Among our favorite activities: preparing meals together. When I was growing up, my mom would let us make choices and experiment with different ingredients and recipes. I have such fond memories of those evenings. Today, I can see my mom’s wisdom. Years later as a teacher, one of the most effective engagement strategies I found with students was to provide them with voice and choice — just like my mother did for me. You can make a joyful space for your child’s voice and their choices as they learn things in your household. 

Photo of Dr. Tom Ralston by Ed Birkholz of EFB Photography.

It really can be that simple. When I was a child, some of the best conversations with my mom were during preparation and clean up after dinner. The distraction of the activity led us down many paths: We spoke not about food, but about my relationship with my brother and sister, disagreements with friends, and anything else that seemed at the top of my mind.  

She didn’t know it at the time, but my mom was an expert at social-emotional learning!  

“There’s never been a time in our history when there have been so many changes, so many unusual things to deal with for which we have no experience,” Fred Rogers once said. “It’s as if our whole society were walking along a road through a wilderness of constant change with strangers we think we should know, but don’t quite understand.” 

It’s pretty incredible how intuitive Mr. Rogers was. Even though he wasn’t talking about the pandemic, his words offer insight and wisdom to us now. Most importantly, they offer comfort.  

As parents, we don’t have to be perfect. We just have to do the best we can to support our children in uncertain times and make space for joy where we can.

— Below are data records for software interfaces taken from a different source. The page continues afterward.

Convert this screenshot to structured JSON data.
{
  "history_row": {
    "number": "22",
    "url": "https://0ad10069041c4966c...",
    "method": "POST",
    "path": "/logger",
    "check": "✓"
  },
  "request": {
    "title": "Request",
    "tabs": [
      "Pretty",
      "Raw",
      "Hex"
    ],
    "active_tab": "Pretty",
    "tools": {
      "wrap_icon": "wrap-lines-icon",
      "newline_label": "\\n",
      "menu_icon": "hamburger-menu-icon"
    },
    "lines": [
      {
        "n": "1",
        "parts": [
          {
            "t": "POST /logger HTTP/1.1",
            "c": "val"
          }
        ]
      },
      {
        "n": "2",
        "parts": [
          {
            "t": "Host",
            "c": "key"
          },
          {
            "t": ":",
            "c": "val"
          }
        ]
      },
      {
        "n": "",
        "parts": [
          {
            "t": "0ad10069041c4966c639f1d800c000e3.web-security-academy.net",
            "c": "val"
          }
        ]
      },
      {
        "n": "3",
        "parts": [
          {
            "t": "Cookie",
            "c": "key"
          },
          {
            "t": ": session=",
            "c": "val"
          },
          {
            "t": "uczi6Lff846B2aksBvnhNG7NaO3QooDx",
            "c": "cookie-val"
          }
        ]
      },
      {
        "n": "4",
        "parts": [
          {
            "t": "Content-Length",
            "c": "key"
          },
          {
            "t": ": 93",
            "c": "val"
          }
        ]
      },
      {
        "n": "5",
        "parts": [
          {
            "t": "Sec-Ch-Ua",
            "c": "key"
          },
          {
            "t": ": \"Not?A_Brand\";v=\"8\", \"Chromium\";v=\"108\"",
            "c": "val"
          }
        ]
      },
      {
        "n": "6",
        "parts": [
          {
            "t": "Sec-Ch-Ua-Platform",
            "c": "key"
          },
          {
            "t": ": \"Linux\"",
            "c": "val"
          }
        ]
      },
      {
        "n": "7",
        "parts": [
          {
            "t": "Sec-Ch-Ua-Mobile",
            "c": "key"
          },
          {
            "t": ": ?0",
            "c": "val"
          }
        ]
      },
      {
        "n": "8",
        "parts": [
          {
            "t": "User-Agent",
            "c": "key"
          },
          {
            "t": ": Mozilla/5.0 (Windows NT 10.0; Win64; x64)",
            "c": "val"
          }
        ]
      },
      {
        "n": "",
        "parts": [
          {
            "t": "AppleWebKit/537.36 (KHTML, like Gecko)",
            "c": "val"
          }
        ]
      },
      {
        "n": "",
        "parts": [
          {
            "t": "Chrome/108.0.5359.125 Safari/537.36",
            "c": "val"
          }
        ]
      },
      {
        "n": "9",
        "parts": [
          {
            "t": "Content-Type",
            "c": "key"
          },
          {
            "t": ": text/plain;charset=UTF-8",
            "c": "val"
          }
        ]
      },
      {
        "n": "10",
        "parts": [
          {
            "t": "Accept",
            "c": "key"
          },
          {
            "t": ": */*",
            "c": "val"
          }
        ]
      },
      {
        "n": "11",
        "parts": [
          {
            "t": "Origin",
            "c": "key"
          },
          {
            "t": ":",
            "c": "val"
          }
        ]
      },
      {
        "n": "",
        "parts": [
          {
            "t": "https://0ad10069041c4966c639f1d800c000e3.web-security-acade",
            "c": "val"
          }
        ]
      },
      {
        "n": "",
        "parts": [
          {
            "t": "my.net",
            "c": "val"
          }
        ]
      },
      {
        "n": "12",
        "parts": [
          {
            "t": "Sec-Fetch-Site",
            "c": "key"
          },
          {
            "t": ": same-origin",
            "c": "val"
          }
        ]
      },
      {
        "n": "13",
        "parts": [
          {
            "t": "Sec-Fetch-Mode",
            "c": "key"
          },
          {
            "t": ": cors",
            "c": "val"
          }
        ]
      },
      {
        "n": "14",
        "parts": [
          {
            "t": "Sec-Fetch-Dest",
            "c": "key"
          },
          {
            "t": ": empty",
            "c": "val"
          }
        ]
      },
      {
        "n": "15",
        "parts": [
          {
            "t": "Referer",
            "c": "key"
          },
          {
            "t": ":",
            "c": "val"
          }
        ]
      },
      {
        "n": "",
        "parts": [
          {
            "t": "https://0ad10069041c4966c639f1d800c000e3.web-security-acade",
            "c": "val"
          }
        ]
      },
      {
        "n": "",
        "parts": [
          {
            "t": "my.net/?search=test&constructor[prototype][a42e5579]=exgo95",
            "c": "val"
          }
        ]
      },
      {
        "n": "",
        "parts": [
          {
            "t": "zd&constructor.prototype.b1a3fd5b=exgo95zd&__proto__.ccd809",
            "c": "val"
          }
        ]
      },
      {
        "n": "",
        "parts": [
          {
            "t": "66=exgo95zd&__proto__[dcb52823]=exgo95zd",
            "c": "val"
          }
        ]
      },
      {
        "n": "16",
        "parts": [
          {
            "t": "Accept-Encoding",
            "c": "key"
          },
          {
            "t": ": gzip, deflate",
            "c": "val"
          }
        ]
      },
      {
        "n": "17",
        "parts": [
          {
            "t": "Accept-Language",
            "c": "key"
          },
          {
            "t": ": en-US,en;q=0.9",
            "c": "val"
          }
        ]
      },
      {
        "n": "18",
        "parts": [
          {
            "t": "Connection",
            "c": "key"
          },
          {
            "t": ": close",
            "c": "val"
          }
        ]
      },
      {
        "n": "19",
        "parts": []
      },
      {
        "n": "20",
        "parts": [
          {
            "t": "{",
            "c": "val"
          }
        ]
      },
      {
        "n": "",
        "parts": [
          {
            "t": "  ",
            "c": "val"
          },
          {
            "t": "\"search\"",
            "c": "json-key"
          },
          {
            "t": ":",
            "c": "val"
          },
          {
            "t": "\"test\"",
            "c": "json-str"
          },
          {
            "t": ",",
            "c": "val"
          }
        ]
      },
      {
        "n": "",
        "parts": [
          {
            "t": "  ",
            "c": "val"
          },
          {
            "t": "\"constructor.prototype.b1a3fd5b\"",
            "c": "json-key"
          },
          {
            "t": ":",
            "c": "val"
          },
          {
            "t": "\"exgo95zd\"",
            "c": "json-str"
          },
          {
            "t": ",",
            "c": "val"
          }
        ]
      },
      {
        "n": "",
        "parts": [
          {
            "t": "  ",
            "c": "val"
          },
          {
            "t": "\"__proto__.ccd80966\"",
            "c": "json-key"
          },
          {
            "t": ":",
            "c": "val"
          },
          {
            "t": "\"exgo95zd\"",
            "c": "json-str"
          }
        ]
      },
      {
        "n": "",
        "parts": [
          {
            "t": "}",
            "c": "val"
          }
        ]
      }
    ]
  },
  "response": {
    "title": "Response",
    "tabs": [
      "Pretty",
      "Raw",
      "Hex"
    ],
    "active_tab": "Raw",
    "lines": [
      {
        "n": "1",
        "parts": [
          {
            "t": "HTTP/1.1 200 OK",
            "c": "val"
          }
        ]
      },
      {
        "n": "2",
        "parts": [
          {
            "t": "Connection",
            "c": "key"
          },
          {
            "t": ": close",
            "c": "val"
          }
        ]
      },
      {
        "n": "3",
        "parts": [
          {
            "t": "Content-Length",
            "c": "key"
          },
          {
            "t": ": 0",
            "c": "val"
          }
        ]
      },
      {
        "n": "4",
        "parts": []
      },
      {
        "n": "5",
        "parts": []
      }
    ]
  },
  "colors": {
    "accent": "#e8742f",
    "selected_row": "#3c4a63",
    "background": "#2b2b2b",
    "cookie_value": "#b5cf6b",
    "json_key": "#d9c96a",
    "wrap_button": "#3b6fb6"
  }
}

In the end, doing our best will be good enough.   


Dr. Tom Ralston is this month’s guest editor at Kidsburgh. Dr. Ralston currently serves as executive director of the The Forum for Western Pennsylvania School Superintendents, based at the University of Pittsburgh. He previously served as superintendent at Avonworth School District. We look forward to hosting monthly guest editors and sharing their insights with the Kidsburgh community throughout the coming year.